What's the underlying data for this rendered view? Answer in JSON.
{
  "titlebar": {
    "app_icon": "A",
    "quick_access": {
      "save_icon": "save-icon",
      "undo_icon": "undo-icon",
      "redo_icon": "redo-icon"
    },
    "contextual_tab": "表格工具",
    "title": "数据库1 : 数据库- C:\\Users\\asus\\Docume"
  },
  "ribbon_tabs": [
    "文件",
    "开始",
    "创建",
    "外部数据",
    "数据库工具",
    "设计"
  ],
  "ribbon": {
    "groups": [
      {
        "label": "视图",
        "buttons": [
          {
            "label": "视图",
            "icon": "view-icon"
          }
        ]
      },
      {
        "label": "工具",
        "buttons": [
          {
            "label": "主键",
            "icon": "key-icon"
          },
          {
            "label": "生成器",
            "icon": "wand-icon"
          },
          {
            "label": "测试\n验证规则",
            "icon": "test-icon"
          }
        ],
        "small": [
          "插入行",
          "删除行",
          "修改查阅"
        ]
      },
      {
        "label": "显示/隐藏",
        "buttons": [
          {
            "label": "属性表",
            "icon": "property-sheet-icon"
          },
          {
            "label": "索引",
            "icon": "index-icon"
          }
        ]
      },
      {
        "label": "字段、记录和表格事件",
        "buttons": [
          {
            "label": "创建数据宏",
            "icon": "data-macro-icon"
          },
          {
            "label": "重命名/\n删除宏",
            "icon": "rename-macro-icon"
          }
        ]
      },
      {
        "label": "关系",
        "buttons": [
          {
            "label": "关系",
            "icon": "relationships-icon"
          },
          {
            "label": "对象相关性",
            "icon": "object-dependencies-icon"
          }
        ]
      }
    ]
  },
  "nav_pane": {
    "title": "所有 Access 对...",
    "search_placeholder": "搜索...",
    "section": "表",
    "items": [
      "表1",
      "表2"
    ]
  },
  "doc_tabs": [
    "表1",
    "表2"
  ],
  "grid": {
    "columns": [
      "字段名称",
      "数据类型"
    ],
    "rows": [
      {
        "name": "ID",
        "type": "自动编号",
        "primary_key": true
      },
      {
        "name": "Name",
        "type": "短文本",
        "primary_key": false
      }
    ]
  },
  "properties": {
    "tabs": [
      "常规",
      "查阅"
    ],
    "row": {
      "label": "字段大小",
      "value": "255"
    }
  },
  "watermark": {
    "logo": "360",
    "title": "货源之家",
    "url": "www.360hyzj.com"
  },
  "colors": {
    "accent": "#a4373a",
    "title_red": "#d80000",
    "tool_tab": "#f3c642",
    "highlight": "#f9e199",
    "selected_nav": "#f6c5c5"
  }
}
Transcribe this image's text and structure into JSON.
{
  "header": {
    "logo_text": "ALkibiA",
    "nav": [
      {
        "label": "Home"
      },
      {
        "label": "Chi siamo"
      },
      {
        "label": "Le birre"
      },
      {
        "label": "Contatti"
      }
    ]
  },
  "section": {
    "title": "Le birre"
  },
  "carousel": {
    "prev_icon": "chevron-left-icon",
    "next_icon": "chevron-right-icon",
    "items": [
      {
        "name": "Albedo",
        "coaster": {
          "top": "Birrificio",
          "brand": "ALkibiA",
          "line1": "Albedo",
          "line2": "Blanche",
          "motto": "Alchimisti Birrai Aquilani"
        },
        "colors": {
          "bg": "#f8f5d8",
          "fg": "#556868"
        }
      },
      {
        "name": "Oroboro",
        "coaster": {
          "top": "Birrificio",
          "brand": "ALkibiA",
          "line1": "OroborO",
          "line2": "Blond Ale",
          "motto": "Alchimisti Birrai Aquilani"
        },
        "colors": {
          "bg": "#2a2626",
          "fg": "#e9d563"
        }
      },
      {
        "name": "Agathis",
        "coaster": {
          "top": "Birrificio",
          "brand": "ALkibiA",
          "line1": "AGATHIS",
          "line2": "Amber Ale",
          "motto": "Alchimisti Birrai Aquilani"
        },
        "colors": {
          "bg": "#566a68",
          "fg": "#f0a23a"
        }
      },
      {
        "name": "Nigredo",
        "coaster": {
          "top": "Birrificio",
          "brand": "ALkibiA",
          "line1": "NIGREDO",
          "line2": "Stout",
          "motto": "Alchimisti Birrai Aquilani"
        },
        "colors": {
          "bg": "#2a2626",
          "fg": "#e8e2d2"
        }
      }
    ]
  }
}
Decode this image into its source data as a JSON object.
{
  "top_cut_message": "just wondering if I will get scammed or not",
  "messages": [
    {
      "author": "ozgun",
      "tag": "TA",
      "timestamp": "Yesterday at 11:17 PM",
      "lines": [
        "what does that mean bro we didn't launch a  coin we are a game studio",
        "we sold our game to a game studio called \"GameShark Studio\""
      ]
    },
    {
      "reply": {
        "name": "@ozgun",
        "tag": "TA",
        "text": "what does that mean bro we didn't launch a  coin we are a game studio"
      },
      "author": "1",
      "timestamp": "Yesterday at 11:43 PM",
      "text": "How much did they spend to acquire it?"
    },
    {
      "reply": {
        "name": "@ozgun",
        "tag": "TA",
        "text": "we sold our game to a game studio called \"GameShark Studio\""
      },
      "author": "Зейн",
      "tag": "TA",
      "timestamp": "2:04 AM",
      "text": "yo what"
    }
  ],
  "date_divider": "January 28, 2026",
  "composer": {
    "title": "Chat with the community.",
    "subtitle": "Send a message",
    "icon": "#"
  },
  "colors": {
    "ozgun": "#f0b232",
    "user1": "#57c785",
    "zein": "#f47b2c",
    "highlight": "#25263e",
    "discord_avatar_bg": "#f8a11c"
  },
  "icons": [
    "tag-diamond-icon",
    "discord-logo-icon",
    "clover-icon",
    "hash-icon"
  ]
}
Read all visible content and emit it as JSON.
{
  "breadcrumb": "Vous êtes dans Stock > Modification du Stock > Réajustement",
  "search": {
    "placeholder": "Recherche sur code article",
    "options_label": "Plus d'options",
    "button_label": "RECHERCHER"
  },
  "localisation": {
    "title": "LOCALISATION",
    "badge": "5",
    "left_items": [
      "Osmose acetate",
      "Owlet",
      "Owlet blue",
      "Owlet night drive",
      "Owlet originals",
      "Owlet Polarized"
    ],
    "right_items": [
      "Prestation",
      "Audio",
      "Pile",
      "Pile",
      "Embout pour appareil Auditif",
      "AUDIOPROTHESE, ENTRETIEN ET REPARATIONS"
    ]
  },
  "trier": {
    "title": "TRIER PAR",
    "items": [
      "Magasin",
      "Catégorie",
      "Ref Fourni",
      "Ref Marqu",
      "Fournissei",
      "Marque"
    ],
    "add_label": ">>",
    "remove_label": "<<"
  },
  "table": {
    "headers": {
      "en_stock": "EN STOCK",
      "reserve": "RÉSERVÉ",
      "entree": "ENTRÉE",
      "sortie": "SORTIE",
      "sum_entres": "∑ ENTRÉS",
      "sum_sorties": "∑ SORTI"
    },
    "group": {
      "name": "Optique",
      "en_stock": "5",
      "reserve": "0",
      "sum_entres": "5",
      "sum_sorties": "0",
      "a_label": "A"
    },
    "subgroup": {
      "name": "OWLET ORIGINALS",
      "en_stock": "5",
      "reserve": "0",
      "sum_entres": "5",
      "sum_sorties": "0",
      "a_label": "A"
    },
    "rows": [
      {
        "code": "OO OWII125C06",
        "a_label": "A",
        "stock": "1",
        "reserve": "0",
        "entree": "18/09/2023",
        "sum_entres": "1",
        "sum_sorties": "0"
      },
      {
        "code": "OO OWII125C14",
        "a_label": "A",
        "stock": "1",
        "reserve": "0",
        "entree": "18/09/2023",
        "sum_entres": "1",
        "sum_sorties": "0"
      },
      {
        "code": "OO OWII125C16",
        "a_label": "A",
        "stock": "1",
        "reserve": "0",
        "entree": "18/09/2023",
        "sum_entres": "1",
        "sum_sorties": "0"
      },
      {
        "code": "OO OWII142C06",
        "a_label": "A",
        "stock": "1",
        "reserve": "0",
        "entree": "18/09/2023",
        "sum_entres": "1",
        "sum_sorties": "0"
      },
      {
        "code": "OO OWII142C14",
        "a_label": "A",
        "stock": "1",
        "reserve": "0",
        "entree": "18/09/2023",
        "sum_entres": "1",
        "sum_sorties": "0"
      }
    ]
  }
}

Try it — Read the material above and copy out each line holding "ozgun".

Response to this task —
      "author": "ozgun",
        "name": "@ozgun",
        "name": "@ozgun",
    "ozgun": "#f0b232",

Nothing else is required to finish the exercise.